(Assignment):
Read the lines of the data below and retrieve those with "JSON".

(Data for the task):
+---+

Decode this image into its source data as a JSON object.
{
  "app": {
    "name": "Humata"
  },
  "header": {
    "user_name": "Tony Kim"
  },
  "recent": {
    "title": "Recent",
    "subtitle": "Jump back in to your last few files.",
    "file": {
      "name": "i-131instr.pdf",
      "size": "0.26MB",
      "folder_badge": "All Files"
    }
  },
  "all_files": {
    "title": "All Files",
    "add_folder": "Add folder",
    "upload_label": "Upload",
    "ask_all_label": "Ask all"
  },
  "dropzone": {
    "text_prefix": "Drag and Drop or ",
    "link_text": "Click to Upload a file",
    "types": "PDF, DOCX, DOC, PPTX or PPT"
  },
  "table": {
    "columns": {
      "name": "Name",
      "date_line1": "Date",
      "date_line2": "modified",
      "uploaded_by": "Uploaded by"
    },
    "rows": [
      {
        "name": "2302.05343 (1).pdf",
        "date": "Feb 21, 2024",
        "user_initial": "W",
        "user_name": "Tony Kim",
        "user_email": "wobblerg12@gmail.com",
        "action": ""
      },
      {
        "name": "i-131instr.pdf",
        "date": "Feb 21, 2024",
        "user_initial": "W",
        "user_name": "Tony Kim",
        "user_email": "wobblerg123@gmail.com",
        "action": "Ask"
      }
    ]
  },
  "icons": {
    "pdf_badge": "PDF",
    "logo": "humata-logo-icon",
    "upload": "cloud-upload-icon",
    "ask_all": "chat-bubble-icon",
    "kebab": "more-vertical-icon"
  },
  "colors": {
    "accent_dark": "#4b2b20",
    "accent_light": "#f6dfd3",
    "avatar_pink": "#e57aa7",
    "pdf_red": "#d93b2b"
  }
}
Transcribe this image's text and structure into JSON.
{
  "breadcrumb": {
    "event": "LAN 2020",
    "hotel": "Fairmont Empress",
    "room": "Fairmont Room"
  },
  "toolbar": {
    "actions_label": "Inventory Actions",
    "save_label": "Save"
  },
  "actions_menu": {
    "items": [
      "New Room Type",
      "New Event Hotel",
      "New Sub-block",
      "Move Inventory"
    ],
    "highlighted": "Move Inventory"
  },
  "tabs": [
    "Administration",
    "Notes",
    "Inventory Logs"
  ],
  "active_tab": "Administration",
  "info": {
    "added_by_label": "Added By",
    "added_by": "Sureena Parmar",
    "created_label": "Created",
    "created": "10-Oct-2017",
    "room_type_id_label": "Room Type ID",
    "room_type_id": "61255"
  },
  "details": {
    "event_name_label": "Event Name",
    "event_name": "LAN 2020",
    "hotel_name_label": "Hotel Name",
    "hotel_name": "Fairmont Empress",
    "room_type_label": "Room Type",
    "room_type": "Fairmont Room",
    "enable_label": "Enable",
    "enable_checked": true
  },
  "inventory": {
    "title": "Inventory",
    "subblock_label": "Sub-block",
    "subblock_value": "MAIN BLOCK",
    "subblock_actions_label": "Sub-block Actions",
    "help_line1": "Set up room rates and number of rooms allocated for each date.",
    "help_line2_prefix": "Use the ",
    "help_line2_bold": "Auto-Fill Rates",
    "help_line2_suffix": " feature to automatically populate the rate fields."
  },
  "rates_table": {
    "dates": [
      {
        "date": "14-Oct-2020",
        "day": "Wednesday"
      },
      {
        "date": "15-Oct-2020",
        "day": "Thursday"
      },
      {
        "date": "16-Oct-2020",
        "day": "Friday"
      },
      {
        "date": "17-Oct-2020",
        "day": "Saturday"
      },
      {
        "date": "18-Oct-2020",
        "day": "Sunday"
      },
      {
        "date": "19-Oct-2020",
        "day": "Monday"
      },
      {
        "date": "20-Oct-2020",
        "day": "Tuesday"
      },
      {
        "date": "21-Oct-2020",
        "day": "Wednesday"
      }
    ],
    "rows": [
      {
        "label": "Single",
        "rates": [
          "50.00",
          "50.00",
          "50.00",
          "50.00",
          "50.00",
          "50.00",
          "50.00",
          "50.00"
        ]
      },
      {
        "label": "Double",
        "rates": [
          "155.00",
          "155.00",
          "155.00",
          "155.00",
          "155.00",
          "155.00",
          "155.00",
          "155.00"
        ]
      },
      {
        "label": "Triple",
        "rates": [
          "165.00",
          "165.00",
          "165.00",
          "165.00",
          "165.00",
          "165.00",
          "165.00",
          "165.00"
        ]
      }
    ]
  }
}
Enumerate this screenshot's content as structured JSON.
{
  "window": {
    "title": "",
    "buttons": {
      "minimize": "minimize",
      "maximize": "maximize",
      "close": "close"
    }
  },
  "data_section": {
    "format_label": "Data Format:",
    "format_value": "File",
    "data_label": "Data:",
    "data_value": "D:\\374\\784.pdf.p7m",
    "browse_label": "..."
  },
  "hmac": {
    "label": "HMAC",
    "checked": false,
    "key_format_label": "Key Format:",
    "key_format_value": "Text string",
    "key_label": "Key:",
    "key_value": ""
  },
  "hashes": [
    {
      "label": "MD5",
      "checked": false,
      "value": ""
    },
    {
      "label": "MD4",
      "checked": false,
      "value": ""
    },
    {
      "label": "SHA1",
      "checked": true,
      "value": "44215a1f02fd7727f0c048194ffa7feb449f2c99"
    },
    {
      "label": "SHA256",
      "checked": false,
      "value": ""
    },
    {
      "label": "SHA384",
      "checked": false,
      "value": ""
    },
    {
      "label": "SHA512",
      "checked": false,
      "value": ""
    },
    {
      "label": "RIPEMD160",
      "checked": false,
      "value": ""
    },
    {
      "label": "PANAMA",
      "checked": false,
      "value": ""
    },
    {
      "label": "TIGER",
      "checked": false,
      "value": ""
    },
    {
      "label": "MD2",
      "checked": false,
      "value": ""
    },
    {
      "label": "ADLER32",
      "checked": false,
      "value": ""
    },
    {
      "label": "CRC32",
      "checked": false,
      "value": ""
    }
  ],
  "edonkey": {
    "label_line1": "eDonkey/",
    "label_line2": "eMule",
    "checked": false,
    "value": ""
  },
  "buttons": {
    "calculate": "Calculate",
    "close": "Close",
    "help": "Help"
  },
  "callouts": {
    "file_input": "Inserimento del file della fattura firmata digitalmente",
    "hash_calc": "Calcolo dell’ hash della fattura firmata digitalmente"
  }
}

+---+

(Solution to the problem):
Decode this image into its source data as a JSON object.
Transcribe this image's text and structure into JSON.
Enumerate this screenshot's content as structured JSON.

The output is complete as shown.